In 2016 alone, more than 40,000 people died on U.S. roads, a number that saw a 6 percent increase from 2015 and a 14 percent increase from 2014, according to the National Safety Council. This increase is the highest in more than five decades. On top of that, more than 4.5 million motor vehicle injuries were reported in 2016.
A new initiative launched by the U.S. federal government, Road to Zero, is on a mission to lower the number of U.S. roadway deaths to zero within the next three decades. It might seem like a lofty goal, but key stakeholders and members of the coalition’s Steering Committee—including AAMVA—think it’s possible.
“The aim of Road to Zero is to get to zero deaths in the next 30 years,” says Debbie Hersman, the president and CEO of the National Safety Council, the lead on the Road to Zero initiative. “That’s the goal. We’ve done this with aviation—there have been several years with zero deaths in commercial aviation—and a lot of people thought that was impossible. We’re really focused on incorporating all of the initiatives that we’ve seen through Toward Zero Deaths, Vision Zero and a number of different groups to get to zero.”
Road to Zero was established in October 2016 by the U.S. Department of Transportation. While U.S. roadway safety initiatives, such as Vision Zero Network and Toward Zero Deaths, already exist, Road to Zero serves as an overarching program. Toward Zero Deaths primarily focuses on supporting state initiatives, while Vision Zero Network focuses mainly on urban efforts. Road to Zero brings these efforts and others together in a national initiative.
The concept of trying to achieve zero roadway deaths originated in Sweden in the late 1990s in its Vision Zero program. The world took note, and various other countries have since adopted similar plans and models for eliminating roadway fatalities. Leah Shahum, the founder and director of Vision Zero Network and a member of the Road to Zero Steering Committee, says Sweden has been able to lower roadway deaths at a much quicker rate than other countries around the world, including the United States, which sees roughly 11 deaths per 100,000 people while Sweden sees around 2.5 per 100,000.
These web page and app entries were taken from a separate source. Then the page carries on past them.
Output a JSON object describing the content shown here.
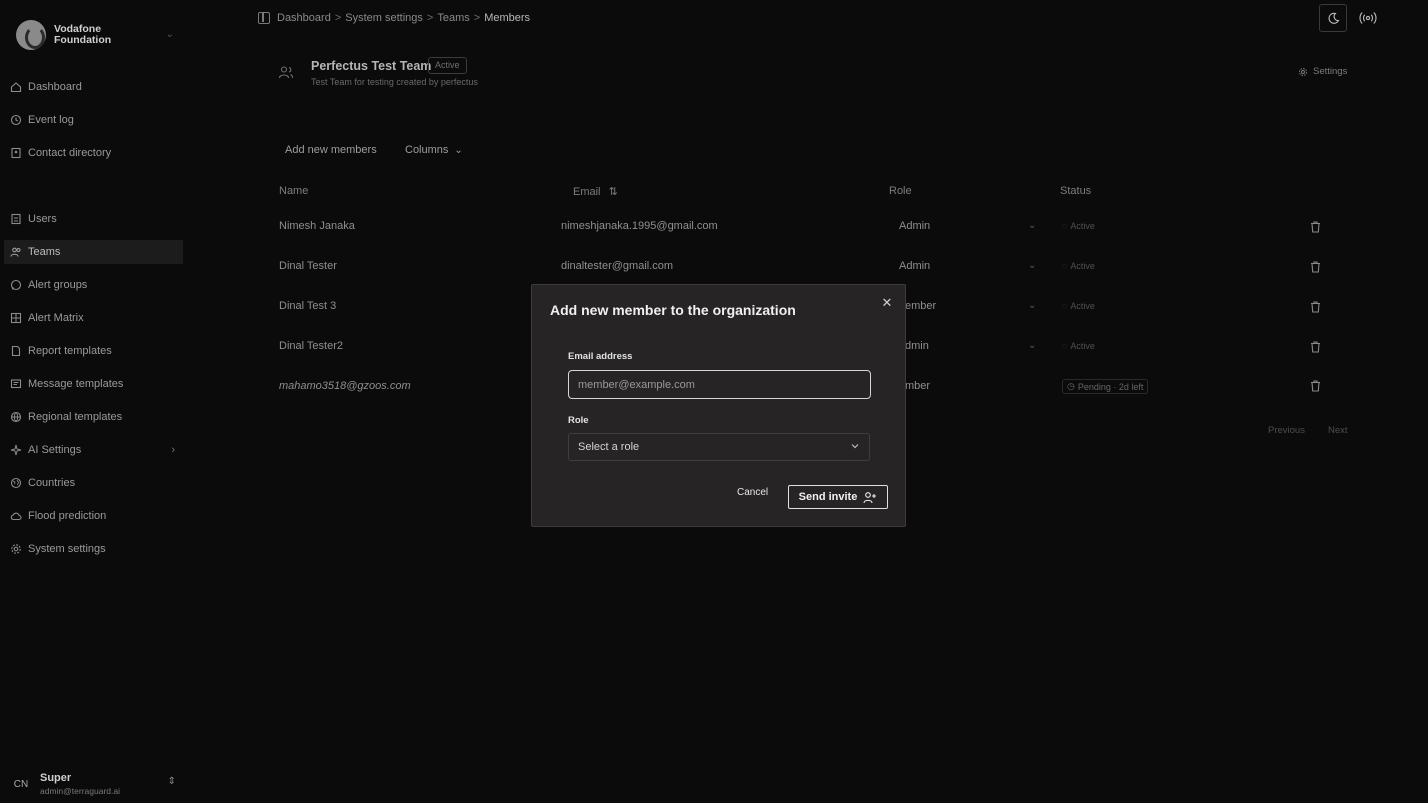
{
  "sidebar": {
    "brand": {
      "line1": "Vodafone",
      "line2": "Foundation"
    },
    "items": [
      {
        "label": "Dashboard",
        "icon": "home-icon"
      },
      {
        "label": "Event log",
        "icon": "history-icon"
      },
      {
        "label": "Contact directory",
        "icon": "contact-book-icon"
      },
      {
        "label": "Users",
        "icon": "users-icon"
      },
      {
        "label": "Teams",
        "icon": "team-icon"
      },
      {
        "label": "Alert groups",
        "icon": "chat-icon"
      },
      {
        "label": "Alert Matrix",
        "icon": "grid-icon"
      },
      {
        "label": "Report templates",
        "icon": "report-icon"
      },
      {
        "label": "Message templates",
        "icon": "message-icon"
      },
      {
        "label": "Regional templates",
        "icon": "globe-icon"
      },
      {
        "label": "AI Settings",
        "icon": "sparkle-icon"
      },
      {
        "label": "Countries",
        "icon": "earth-icon"
      },
      {
        "label": "Flood prediction",
        "icon": "cloud-icon"
      },
      {
        "label": "System settings",
        "icon": "gear-icon"
      }
    ],
    "user": {
      "initials": "CN",
      "name": "Super",
      "email": "admin@terraguard.ai"
    }
  },
  "breadcrumb": [
    "Dashboard",
    "System settings",
    "Teams",
    "Members"
  ],
  "team": {
    "name": "Perfectus Test Team",
    "badge": "Active",
    "description": "Test Team for testing created by perfectus",
    "settings_label": "Settings"
  },
  "toolbar": {
    "add_label": "Add new members",
    "columns_label": "Columns"
  },
  "table": {
    "headers": {
      "name": "Name",
      "email": "Email",
      "role": "Role",
      "status": "Status"
    },
    "rows": [
      {
        "name": "Nimesh Janaka",
        "email": "nimeshjanaka.1995@gmail.com",
        "role": "Admin",
        "status": "Active"
      },
      {
        "name": "Dinal Tester",
        "email": "dinaltester@gmail.com",
        "role": "Admin",
        "status": "Active"
      },
      {
        "name": "Dinal Test 3",
        "email": "",
        "role": "ember",
        "status": "Active"
      },
      {
        "name": "Dinal Tester2",
        "email": "",
        "role": "dmin",
        "status": "Active"
      },
      {
        "name": "mahamo3518@gzoos.com",
        "email": "",
        "role": "mber",
        "status": "Pending · 2d left"
      }
    ],
    "pager": {
      "previous": "Previous",
      "next": "Next"
    }
  },
  "dialog": {
    "title": "Add new member to the organization",
    "email_label": "Email address",
    "email_placeholder": "member@example.com",
    "role_label": "Role",
    "role_placeholder": "Select a role",
    "cancel_label": "Cancel",
    "send_label": "Send invite"
  }
}
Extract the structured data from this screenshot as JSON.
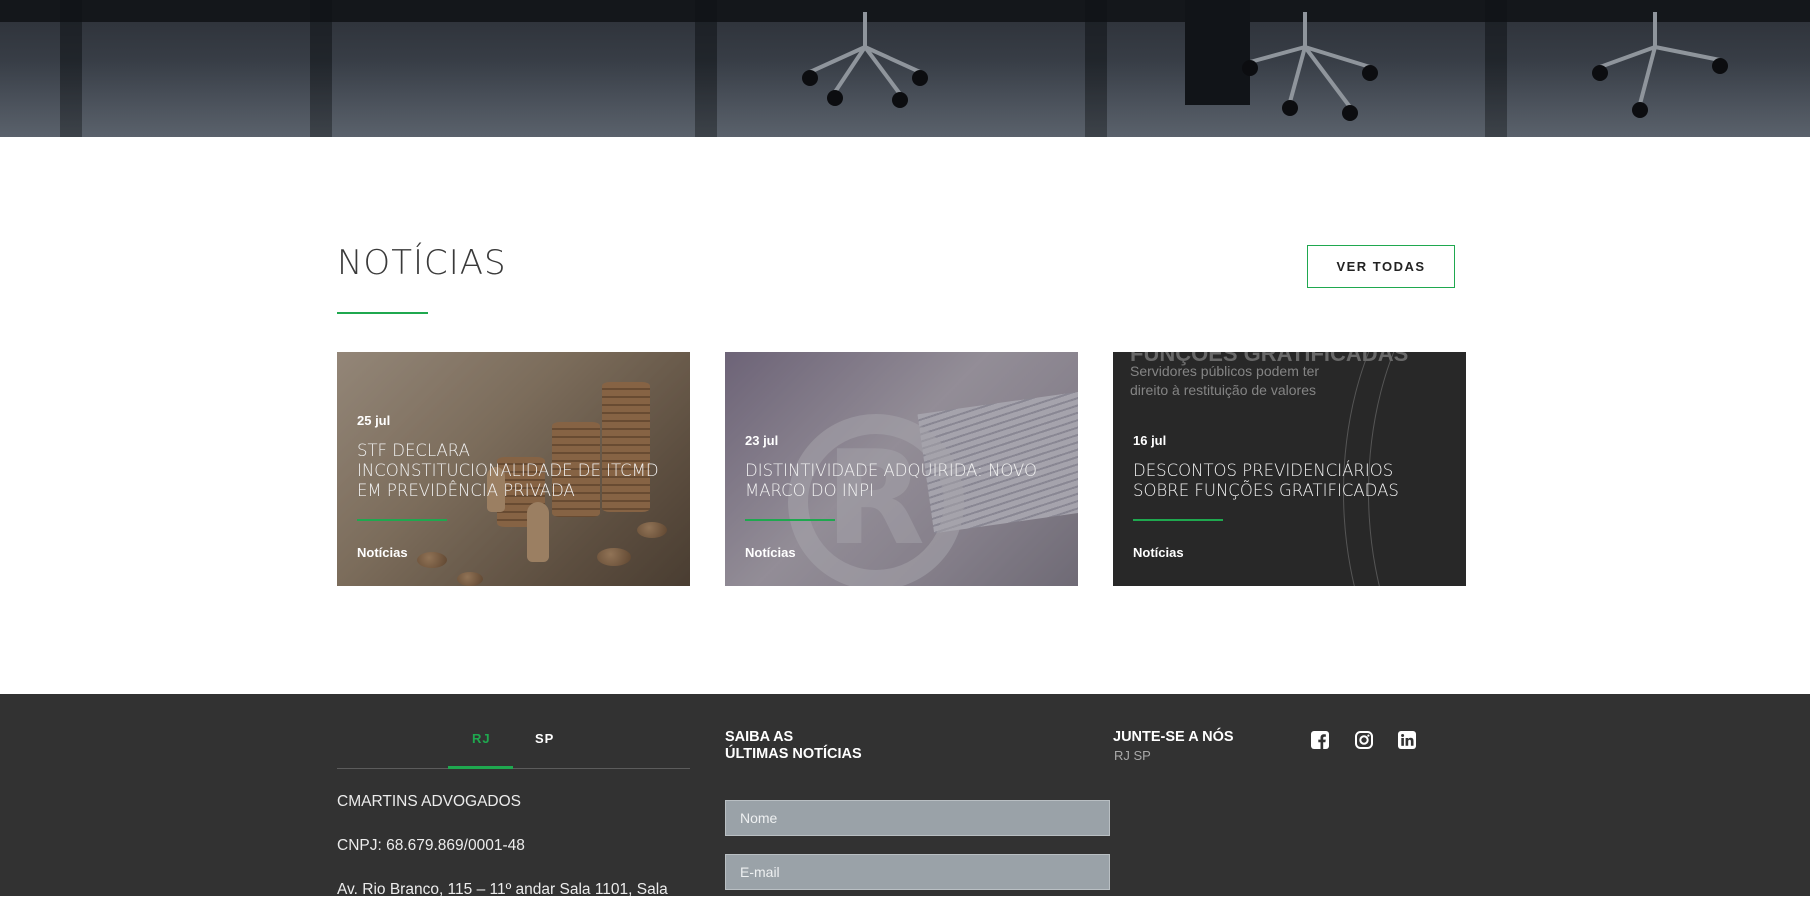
{
  "news": {
    "title": "NOTÍCIAS",
    "view_all_label": "VER TODAS",
    "cards": [
      {
        "date": "25 jul",
        "title": "STF DECLARA INCONSTITUCIONALIDADE DE ITCMD EM PREVIDÊNCIA PRIVADA",
        "category": "Notícias"
      },
      {
        "date": "23 jul",
        "title": "DISTINTIVIDADE ADQUIRIDA: NOVO MARCO DO INPI",
        "category": "Notícias"
      },
      {
        "date": "16 jul",
        "title": "DESCONTOS PREVIDENCIÁRIOS SOBRE FUNÇÕES GRATIFICADAS",
        "category": "Notícias",
        "image_heading": "FUNÇÕES GRATIFICADAS",
        "image_subtitle": "Servidores públicos podem ter direito à restituição de valores"
      }
    ]
  },
  "footer": {
    "tabs": [
      "RJ",
      "SP"
    ],
    "active_tab": "RJ",
    "company_name": "CMARTINS ADVOGADOS",
    "cnpj": "CNPJ: 68.679.869/0001-48",
    "address": "Av. Rio Branco, 115 – 11º andar Sala 1101, Sala",
    "subscribe": {
      "title_line1": "SAIBA AS",
      "title_line2": "ÚLTIMAS NOTÍCIAS",
      "name_placeholder": "Nome",
      "email_placeholder": "E-mail"
    },
    "join": {
      "title": "JUNTE-SE A NÓS",
      "subtitle": "RJ SP"
    },
    "social_icons": [
      "facebook-icon",
      "instagram-icon",
      "linkedin-icon"
    ]
  },
  "colors": {
    "accent": "#1fa84f",
    "footer_bg": "#323232",
    "input_bg": "#9aa2a8"
  }
}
Shahum thinks the key to achieving the same success as Sweden lies in changing our mindset and approach. “For too long, traffic deaths have been almost unconsciously accepted in our society,” she says. “It’s almost as if, societally, we’ve been conditioned to believe that there’s this trade-off, an unavoidable cost of doing business that to live in a modern society, you’re going to have these terrible accidents. What Vision Zero says is, these aren’t accidents. We can manage these. These are largely predictable and we can change outcomes by making decisions about the built environment and policies and technology that support safety. These are decisions we can make to result in safer conditions and behaviors.”
Getting roadway deaths down to zero in 30 years will require a combined effort from government agencies, members of the private sector and associations such as AAMVA to combat everything from pedestrian safety and speeding to impaired driving and texting while driving. Hersman says all aspects of roadway safety are being addressed as part of Road to Zero, including the promise technology holds.